In my business, we sometimes use something called SWOT analysis to evaluate opportunities and help make decisions. SWOT stands for strengths, weaknesses, opportunities and threats. 

Positive Factors
Negative Factors

In a business situation, looking at all these alternatives can help arrive at a good decision.  I am wondering if it is possible in some way to apply these factors or something similar when making a decision on how to treat my cancer.  Perhaps considering simple pros and cons of the different treatment options would be sufficient.

My PCP is a gastroenterologist and does not have any experience or expertise with neuroendocrine tumors.  He has seen some of my diagnostic test results but not all of my doctors are forwarding information to him.  I explained the following to him, most of which he knew:

At this point I have an unknown primary tumor (which may be in my small intestine or pancreas) and many metastases. Most of these are not in my liver.  Any exploratory surgery would not remove all the tumors but could reduce the tumor burden and might lower my serotonin/5HIAA levels.

The monthly Sandostatin shots have lowered my CgA levels from 25x range to 2x range. But my serotonin/5HIAA levels have not come down; they are still at 5-7 times the normal range.

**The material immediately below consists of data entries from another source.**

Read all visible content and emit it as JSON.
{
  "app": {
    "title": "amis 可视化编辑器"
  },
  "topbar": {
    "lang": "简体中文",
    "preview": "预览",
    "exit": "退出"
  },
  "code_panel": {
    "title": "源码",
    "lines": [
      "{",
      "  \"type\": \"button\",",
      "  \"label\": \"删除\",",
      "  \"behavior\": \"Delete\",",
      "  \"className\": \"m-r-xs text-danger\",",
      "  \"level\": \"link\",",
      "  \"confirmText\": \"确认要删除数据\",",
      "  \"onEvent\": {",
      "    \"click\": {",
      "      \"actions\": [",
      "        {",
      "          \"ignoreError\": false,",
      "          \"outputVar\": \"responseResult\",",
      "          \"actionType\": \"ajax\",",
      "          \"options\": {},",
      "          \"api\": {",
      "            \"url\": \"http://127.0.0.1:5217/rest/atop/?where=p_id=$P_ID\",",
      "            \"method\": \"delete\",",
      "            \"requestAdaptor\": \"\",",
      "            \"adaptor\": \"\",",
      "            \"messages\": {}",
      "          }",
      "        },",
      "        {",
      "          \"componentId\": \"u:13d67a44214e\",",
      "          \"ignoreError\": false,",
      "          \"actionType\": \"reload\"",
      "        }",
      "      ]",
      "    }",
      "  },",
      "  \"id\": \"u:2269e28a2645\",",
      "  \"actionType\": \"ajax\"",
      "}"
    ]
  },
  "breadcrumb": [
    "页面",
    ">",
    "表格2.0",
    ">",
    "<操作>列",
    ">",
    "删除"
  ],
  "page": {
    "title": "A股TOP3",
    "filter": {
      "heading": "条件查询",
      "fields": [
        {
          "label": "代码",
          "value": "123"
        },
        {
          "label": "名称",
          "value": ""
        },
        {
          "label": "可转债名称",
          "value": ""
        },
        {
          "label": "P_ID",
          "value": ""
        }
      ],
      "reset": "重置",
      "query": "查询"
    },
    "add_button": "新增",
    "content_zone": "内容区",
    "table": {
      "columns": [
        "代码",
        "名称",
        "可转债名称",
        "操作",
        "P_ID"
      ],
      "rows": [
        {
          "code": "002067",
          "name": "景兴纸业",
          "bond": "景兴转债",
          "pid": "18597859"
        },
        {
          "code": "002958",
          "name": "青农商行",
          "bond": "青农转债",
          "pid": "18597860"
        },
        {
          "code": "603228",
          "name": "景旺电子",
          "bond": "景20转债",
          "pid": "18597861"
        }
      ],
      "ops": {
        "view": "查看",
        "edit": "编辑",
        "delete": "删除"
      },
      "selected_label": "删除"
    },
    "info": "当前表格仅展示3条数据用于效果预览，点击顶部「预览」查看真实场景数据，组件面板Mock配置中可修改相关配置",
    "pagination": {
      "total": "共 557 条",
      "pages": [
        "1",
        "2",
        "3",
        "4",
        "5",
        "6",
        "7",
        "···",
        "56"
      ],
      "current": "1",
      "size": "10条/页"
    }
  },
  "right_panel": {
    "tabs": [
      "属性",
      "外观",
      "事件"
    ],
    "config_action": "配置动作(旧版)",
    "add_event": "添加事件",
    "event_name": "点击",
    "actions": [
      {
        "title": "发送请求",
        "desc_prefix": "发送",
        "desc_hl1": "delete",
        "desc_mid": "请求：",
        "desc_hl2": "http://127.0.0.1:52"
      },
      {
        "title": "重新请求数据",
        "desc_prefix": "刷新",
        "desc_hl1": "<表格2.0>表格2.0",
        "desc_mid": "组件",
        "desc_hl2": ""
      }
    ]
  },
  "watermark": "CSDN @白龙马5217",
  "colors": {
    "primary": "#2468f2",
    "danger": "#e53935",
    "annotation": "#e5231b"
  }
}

I have no symptoms and feel excellent.  I used to have very occasional flushing prior to starting Sandostatin treatment.

I have yet to determine if the primary reason for an exploratory surgery is:
1) To remove tumors so I don’t have a bowel obstruction or
2) To lower my serotonin levels so I don’t develop fibrosis
3) Some combination of 1 and 2
Despite my high serotonin levels, and the fact that my tumors may have been there for 10-20+ years, I have no symptoms of fibrosis.  Symptoms of fibrosis include diarrhea and heart valve issues.  Not all carcinoid patients get fibrosis – I read an article that said it occurs in approximately 40% of patients1.

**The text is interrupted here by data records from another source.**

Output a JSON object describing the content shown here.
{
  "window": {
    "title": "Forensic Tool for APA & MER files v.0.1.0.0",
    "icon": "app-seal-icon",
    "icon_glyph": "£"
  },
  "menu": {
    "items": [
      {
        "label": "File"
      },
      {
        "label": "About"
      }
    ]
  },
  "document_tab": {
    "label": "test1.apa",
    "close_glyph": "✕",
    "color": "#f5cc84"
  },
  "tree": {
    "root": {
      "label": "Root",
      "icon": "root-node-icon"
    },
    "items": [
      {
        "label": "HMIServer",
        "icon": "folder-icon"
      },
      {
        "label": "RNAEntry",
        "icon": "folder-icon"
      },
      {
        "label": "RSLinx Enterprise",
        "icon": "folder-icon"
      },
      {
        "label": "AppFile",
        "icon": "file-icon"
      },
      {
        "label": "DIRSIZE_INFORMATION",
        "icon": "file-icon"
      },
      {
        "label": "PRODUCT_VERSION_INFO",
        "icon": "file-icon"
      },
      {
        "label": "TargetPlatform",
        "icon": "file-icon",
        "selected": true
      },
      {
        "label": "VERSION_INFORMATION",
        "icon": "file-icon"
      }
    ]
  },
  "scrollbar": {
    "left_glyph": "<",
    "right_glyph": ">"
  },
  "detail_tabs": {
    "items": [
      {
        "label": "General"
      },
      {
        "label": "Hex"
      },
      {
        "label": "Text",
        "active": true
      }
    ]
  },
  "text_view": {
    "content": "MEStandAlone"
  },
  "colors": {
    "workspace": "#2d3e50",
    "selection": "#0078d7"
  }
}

My PCP thought that 40% was not necessarily a high enough percentage to justify an exploratory surgery if the objective was to avoid fibrosis.  If the number were more like 80%, it might be more obvious that I require surgery.  He thought that perhaps I might be in the 60% who might not get fibrosis because I’ve had the tumors for so long and don’t have any associated symptoms. 

My PCP stated that I should definitely shop around until I find a doctor/oncologist that I trust and can communicate with. Ultimately I have to make the decision on the treatment that is right for me. He also reminded me that medicine is not completely science and that there is a lot of judgment involved.  At this point I need more clarity and information before I proceed.  It was a helpful appointment and a good sanity check.

1 The Oncologist 2008; 13:1264